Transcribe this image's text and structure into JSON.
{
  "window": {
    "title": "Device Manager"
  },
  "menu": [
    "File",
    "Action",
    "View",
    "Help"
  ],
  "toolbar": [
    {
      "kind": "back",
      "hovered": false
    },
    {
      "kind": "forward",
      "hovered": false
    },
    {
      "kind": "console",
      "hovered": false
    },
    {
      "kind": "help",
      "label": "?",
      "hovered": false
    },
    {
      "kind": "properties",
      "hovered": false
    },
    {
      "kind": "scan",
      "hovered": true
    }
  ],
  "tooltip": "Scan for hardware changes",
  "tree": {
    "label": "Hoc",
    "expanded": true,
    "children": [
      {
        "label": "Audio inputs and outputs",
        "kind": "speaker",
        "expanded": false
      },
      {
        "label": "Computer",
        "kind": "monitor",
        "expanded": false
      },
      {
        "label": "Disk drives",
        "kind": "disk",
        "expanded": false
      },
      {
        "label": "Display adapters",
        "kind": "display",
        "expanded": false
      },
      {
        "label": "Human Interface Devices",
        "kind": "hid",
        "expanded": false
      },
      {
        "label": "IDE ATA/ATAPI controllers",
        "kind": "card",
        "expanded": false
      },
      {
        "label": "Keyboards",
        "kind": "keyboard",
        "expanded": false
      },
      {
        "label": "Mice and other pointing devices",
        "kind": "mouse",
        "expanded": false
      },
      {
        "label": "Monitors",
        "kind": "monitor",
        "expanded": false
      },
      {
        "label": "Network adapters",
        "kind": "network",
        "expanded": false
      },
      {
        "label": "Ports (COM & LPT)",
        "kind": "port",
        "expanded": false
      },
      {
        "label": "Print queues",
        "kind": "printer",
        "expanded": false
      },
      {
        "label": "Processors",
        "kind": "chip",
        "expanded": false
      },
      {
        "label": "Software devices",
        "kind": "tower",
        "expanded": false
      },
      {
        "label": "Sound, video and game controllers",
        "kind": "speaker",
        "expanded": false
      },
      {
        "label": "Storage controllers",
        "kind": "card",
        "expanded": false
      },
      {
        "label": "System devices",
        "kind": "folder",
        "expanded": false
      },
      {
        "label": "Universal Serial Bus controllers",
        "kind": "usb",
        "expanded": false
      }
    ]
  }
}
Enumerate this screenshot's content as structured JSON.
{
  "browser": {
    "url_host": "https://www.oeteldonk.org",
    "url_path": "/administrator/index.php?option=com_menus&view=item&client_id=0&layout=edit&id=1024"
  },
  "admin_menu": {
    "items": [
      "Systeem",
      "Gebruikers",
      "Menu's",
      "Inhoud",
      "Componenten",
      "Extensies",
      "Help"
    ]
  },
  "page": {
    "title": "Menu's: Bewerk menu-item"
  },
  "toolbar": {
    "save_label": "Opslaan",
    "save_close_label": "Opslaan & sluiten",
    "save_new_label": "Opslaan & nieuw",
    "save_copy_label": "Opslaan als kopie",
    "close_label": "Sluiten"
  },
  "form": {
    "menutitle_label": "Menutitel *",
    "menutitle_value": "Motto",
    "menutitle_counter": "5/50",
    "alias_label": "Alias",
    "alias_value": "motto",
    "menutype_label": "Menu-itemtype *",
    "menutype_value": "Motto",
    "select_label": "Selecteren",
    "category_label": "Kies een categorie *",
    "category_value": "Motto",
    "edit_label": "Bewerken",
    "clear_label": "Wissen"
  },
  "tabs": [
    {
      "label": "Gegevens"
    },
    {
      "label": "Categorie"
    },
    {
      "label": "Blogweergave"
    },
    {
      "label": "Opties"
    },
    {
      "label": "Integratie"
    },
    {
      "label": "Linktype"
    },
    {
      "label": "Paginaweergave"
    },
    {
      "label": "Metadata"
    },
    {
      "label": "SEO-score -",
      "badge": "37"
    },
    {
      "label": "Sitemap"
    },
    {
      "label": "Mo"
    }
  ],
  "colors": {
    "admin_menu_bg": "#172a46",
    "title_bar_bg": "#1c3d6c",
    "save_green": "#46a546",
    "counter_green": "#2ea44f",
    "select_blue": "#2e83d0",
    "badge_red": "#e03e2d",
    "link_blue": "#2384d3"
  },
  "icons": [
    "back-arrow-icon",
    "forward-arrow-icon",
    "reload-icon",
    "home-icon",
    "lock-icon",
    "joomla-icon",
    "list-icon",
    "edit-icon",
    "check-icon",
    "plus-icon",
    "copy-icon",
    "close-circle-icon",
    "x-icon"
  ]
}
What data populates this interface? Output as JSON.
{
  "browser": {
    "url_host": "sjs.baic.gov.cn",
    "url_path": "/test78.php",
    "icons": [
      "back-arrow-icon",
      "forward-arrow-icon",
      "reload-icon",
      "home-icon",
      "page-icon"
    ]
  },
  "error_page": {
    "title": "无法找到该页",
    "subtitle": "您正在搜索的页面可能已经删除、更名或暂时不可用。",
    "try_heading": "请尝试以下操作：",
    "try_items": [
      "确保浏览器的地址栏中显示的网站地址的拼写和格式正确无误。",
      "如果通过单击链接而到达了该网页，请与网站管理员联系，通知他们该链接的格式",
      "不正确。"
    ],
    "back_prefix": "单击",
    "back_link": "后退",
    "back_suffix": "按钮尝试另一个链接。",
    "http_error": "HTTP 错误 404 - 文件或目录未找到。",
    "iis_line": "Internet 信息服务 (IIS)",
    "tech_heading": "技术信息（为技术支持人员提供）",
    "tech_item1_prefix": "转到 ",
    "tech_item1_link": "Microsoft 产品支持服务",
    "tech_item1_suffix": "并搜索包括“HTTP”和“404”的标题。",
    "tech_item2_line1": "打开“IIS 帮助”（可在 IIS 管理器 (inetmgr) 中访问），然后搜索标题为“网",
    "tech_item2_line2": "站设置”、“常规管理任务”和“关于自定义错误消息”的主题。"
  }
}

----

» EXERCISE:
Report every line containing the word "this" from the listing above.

» EXERCISE OUTPUT:
Transcribe this image's text and structure into JSON.
Enumerate this screenshot's content as structured JSON.
What data populates this interface? Output as JSON.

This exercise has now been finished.